** Task data follows **

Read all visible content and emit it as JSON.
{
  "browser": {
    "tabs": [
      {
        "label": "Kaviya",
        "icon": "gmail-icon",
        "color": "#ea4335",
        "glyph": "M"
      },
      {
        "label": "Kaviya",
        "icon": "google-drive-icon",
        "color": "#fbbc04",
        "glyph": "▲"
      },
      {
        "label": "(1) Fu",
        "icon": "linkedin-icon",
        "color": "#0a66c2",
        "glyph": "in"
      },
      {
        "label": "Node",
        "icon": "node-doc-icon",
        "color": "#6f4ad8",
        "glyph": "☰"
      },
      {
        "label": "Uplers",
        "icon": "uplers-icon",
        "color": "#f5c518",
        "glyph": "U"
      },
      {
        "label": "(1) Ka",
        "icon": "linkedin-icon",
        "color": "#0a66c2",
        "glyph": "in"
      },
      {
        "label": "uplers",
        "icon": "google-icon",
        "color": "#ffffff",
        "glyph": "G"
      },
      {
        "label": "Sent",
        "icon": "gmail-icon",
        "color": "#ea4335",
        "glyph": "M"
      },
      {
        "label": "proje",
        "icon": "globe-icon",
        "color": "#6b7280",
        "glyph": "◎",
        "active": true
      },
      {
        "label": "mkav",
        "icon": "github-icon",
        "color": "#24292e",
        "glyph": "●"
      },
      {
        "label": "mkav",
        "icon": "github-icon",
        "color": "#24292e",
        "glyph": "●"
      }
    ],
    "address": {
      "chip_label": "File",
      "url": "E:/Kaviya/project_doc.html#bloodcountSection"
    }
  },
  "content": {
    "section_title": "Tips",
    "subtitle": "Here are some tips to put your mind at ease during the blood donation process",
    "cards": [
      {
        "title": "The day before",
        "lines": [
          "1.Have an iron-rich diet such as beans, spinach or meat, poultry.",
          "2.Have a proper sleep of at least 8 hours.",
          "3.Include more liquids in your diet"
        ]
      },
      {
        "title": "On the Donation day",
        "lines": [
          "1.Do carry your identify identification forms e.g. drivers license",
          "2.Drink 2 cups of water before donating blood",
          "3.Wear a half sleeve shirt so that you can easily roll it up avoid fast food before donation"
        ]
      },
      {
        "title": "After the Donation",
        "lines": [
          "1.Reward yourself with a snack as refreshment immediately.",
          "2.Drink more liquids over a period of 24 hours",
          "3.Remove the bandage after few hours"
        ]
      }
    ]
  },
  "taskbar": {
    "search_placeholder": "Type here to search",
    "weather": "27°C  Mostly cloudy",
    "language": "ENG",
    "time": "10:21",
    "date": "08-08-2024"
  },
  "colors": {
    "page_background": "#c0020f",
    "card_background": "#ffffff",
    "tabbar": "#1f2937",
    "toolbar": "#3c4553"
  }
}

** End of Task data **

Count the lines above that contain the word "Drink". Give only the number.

2